If President Obama turns his back on Iran's uprising, said Bret Stephens in The Wall Street Journal, America will have blood on its hands.
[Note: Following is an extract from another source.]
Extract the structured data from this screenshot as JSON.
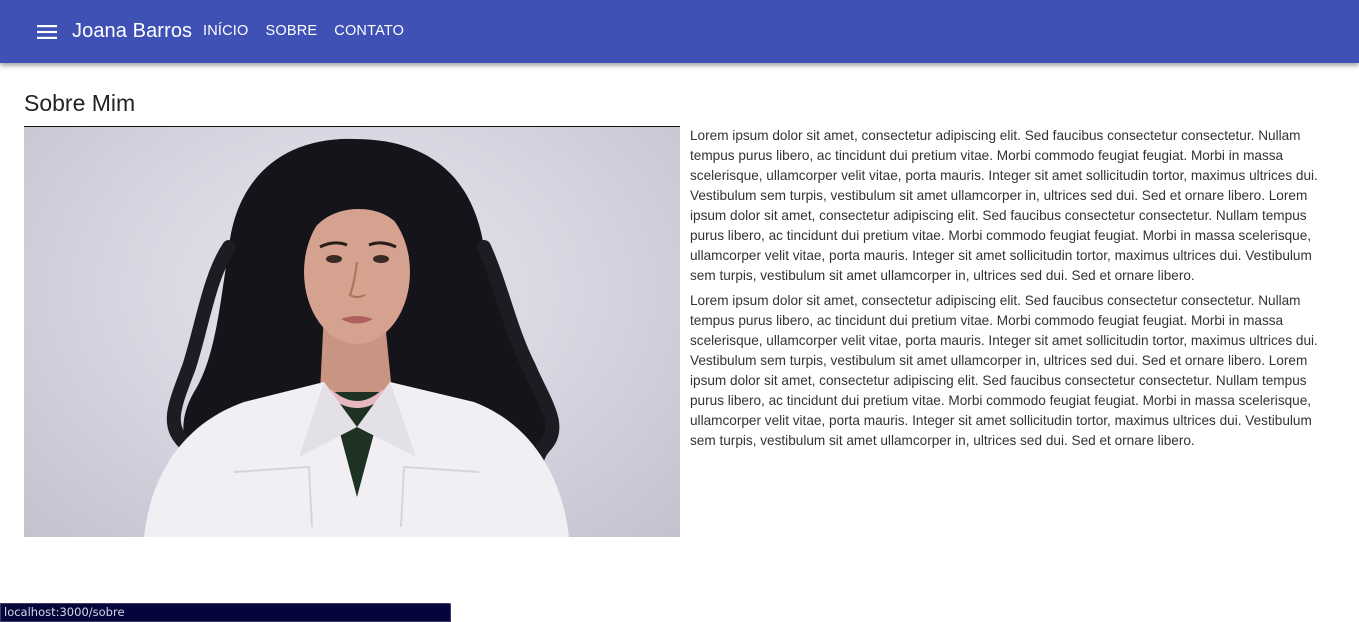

As "Holocaust denier and nuclear aspirant" Mahmoud Ahmadinejad steals a second term as Iran's president, reformists are being arrested as a sham recount looms, and "the possibility of an Iranian Tiananmen hangs in the air." Right now, U.S. support could be the protesters' only hope.
Meddling in Iranian politics would be a mistake, said David Ignatius in The Washington Post, because it "would give the mullahs the foreign enemy they need to discredit the reformers." Obama's best bet is to continue reaching out to the Muslim world, and let the millions of people there who "hunger for change" realize their dreams themselves.
Obama could lose either way, said Sue Pleming in Reuters. "Strong criticism could backfire, but a muted response leaves an impression of weakness." The controversial reelection of Iranian President Ahmadinejad has already strengthened the resolve of U.S. conservatives opposed to Obama's conciliatory foreign policy in the region—but if Obama stands up for the reformists and the ruling mullahs hold fast, the U.S. can forget about making progress in talks to contain Iran's nuclear program.
THE WEEK'S AUDIOPHILE PODCASTS: LISTEN SMARTER
- Why all drugs should be legal. (Yes, even heroin.)
- Here's the schedule very successful people follow every day
- How to trim $500 from your monthly spending
- What would a U.S.-Russia war look like?
- Comic-Con 2014: Everything we learned about Avengers 2, Batman v. Superman, and more
- 7 ideas from ancient thinkers that will improve your modern life
- The big, gaping hole in the liberal policy arsenal
- Are there too many good shows on television?
- The forgotten victims of the war in Ukraine
- A gay Mormon's complicated journey
Subscribe to the Week